Hate crimes targeting Muslim Americans were up nearly 600 percent from 2014 to 2016, fueled in part by anti-Islam rhetoric during the 2016 U.S. presidential election, according to a Muslim advocacy group.
In a report released Tuesday, the Council on American Islamic Relations said there were 260 anti-Muslim hate crimes in 2016, up from 180 in 2015 and 38 in 2014, a 584 percent increase for the three-year period.
Overall anti-Muslim bias cases — identified as any incident in which there was an element of religious bias, such as a slur — reached 2,213 in 2016, up from 1,409 in 2015 and 1,314 in 2014. That's nearly a 70 percent increase for the three-year period.
Corey Saylor, a CAIR spokesman and co-author of the report, said his findings underlined the increasingly violent face of anti-Muslim bias in the United States.
The contempt used to be directed at blocking mosque constructions, but "unfortunately, nowadays people are going out and targeting Muslims for assault, vandalizing or attempting arsons on mosques," Saylor said.
Harassment most common
While hate crimes made up 12 percent of all anti-Muslim bias incidents in 2016, harassment was the most common category, accounting for 18 percent of cases, followed closely by incidents during which Muslims were "questioned by FBI employees or otherwise appeared to be inappropriately targeted by the agency."
Saylor said that shortly before the November 8 election, an unusually large number of Muslim Americans reported being visited by FBI agents and asked about a vague terror plot.
They were asked "questions that in the assessment of our intake staff were not connected to any specific investigation," he said at a news conference. "We did not see any similar type of outreach to, say, Trump supporters who were documented as making a number of threats."
The FBI dismissed the suggestion that it targeted Muslims.
"The FBI investigates activity which may constitute a federal crime or pose a threat to national security," FBI spokesman Matthew Bertron said. "Our focus is not on membership in particular groups but on criminal activity."
The CAIR report, The Empowerment of Hate, includes a panoply of highly publicized hate crimes and lesser known bias incidents phoned into the organization's chapters around the country.
In one widely reported incident, federal authorities charged three members of a white militia group last year with conspiring to blow up an apartment complex where Somali immigrants lived and worshipped.
In another episode, a Muslim-owned restaurant in Galveston, Texas, was vandalized with bacon twice in one week.
And in a case of harassment, a disabled U.S. Army veteran of the Iraq War discovered his restroom locker vandalized with the words "terrorist" and "raghead."
The wearing of the Islamic hijab or headscarf set off 346 bias incidents in 2016, representing the second most common trigger for anti-Muslim bias incidents after ethnicity and national origin, according to the report.
"Unfortunately, a very common reason that people get targeted is simply wearing something that identifies with a particular religious faith," Saylor said.
The report came after the release of data showing an uptick in hate crimes in the past two years after more than a decade of declines.
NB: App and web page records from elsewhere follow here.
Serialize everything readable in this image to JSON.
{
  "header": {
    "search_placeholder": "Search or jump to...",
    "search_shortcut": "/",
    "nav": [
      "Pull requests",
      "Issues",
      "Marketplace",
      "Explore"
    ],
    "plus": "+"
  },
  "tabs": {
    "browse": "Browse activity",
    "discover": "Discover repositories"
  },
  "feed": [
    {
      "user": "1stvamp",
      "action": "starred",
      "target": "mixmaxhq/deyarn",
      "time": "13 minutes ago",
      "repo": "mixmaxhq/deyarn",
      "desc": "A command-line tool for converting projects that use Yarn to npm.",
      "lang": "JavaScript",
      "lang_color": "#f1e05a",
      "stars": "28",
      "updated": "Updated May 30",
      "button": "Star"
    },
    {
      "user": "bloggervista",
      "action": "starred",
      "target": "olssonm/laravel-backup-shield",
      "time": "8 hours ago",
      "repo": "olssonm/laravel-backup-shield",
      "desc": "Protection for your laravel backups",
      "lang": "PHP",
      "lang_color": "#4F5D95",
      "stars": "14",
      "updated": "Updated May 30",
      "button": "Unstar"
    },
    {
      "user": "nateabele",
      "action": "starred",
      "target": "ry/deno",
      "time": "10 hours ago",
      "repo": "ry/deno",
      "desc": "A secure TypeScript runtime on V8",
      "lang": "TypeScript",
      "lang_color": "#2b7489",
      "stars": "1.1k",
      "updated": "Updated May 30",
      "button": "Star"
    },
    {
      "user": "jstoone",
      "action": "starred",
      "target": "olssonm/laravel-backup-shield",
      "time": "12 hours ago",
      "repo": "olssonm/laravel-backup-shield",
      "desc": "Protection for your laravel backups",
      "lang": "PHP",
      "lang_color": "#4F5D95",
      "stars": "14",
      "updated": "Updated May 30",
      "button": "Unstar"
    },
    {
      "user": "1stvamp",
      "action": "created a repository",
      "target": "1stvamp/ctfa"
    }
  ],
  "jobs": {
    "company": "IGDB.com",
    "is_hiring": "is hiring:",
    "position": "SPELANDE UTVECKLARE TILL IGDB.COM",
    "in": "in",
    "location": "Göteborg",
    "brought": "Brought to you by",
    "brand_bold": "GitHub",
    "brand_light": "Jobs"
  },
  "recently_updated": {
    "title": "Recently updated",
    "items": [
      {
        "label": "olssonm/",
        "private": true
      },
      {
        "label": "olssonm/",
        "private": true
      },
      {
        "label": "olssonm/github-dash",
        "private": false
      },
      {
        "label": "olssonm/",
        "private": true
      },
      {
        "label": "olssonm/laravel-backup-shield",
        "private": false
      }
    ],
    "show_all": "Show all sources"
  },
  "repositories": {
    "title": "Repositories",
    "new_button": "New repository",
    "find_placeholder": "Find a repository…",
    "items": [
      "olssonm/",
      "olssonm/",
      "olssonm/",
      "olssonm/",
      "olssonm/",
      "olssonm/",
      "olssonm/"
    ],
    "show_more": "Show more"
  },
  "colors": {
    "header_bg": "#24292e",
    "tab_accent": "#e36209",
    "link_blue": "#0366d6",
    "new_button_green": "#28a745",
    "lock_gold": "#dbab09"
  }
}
In its most recent report, released in November, the FBI showed a 23 percent increase in religious-based hate crimes in 2015, including a 67 percent rise in crimes targeting Muslims and a 9 percent increase in anti-Jewish hate crimes.
CAIR says the trend has continued into this year. During the first quarter of 2017, the organization recorded 35 incidents involving mosques, including arson and vandalism, and 193 cases of alleged profiling of Muslims by Customs and Border Protection, up from 17 incidents during the first quarter of last year.
In a statement emailed to VOA, a CBP spokesperson rejected the allegations made by CAIR and said the agency "does not discriminate based on religion, race, ethnicity or sexual orientation."
The recent rise in religious hate crimes, including a wave of threats targeting Jewish community centers and schools, led all 100 U.S. senators to write a letter to law enforcement officials in March, urging them to do more to counter it.
Last week, the Senate Judiciary Committee held a hearing on religious hate crimes, with some members calling for new legislation to combat them.
Eric Treene, the Department of Justice's special counsel for religious discrimination, reassured lawmakers that Attorney General Jeff Sessions was deeply committed to fighting hate crime as part of his campaign against violent crime.
"He's consistently given us the encouragement to pursue these cases vigorously," Treene said.